(Dataset rows describing interfaces)

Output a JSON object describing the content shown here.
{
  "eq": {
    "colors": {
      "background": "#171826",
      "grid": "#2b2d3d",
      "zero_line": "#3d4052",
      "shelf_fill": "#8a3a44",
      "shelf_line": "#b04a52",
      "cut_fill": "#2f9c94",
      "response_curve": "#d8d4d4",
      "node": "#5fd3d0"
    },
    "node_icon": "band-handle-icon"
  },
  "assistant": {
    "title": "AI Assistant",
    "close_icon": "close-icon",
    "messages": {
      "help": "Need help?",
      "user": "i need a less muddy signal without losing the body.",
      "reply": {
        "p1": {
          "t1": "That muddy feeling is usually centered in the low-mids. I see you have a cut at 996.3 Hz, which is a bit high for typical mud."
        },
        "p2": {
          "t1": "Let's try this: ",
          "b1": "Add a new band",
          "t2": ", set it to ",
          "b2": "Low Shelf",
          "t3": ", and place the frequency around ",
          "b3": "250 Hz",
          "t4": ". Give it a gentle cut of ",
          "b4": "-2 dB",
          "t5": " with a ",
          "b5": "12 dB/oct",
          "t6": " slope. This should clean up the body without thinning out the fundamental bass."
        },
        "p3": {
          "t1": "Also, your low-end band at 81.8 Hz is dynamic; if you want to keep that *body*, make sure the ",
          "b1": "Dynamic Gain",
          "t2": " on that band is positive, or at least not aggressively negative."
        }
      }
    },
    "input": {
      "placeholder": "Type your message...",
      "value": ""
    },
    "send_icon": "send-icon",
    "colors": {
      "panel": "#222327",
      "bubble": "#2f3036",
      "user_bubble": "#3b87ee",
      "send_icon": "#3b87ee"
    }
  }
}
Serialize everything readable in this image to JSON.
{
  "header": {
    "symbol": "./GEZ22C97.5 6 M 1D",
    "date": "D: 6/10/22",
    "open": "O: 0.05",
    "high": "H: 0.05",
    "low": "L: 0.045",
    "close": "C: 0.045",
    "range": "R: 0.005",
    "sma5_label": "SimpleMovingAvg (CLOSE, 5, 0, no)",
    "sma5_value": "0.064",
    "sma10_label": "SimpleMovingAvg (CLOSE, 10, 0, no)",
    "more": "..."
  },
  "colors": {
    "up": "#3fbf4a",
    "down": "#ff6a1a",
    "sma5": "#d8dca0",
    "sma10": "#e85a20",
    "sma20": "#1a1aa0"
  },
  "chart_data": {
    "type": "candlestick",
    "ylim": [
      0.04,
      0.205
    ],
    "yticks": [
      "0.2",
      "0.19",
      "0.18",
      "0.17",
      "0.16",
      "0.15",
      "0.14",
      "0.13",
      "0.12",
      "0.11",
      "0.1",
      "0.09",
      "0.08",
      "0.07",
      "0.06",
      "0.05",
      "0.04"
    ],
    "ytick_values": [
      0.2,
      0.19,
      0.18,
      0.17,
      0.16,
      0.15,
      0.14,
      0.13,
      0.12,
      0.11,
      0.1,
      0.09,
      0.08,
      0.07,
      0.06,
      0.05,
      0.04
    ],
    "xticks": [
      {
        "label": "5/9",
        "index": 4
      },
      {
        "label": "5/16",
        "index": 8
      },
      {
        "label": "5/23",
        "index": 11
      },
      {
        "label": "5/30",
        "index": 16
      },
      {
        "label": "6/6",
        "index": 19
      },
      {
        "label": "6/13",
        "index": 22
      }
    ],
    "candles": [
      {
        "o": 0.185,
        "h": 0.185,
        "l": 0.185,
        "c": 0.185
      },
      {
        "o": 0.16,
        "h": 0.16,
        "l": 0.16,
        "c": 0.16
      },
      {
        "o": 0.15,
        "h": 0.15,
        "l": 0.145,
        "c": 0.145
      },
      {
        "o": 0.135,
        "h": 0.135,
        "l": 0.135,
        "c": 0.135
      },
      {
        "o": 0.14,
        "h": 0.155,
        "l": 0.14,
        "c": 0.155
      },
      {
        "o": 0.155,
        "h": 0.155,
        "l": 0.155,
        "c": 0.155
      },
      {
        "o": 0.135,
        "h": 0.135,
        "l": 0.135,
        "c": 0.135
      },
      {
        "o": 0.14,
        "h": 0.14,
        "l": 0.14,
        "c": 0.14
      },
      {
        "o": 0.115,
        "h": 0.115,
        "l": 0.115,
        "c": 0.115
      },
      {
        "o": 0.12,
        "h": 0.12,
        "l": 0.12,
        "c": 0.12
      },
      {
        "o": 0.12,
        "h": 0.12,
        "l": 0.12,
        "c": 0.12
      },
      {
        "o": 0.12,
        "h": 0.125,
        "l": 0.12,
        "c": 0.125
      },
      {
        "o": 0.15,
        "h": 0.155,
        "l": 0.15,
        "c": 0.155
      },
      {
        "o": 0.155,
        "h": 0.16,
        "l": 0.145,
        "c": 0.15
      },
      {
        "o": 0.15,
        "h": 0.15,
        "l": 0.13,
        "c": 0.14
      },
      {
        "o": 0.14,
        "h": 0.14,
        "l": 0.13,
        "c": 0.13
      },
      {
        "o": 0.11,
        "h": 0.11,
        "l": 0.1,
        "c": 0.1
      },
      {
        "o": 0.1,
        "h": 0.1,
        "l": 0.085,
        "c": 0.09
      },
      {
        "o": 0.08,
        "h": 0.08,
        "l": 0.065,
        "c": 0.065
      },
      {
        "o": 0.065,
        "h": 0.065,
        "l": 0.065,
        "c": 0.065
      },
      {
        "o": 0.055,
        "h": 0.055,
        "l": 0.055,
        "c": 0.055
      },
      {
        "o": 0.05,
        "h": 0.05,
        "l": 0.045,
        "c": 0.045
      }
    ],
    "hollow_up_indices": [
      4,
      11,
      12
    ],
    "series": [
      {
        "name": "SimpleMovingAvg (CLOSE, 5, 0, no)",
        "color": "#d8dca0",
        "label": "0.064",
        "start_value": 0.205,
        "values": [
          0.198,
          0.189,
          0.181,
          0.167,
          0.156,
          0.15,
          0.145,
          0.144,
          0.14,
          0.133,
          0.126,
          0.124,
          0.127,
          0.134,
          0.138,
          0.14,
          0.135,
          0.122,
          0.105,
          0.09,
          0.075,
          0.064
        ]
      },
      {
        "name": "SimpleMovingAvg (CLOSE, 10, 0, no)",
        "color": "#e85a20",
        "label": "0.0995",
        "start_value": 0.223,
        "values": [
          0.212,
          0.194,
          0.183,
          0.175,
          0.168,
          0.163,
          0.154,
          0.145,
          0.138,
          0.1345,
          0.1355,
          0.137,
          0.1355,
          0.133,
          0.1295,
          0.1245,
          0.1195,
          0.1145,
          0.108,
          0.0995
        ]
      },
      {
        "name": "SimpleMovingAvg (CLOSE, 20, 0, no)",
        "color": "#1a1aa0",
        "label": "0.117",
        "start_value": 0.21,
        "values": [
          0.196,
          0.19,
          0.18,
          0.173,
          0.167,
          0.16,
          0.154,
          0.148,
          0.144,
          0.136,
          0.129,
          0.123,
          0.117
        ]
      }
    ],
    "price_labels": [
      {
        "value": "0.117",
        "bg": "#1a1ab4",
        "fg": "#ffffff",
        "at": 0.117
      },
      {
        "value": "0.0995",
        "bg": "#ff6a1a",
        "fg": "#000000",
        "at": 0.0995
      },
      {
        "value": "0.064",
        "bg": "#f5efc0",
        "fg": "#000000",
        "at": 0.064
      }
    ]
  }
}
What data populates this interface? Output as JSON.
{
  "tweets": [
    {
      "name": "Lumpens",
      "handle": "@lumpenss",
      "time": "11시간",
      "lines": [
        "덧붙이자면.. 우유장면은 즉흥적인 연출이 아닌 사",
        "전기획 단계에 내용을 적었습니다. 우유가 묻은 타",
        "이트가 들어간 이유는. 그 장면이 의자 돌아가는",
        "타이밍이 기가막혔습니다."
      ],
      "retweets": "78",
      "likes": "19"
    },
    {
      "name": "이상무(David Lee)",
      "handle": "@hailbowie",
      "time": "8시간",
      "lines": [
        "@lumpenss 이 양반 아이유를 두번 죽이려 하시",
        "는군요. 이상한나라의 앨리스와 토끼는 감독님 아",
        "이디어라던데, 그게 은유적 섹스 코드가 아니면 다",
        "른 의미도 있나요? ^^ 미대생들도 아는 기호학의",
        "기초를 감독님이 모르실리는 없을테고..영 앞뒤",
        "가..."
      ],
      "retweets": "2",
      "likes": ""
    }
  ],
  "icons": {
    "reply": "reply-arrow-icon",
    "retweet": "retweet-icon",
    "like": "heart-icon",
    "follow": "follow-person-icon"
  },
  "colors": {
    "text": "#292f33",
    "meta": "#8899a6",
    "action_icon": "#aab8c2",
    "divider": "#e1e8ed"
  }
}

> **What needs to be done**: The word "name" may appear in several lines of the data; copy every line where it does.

> **Written response**:
        "name": "SimpleMovingAvg (CLOSE, 5, 0, no)",
        "name": "SimpleMovingAvg (CLOSE, 10, 0, no)",
        "name": "SimpleMovingAvg (CLOSE, 20, 0, no)",
      "name": "Lumpens",
      "name": "이상무(David Lee)",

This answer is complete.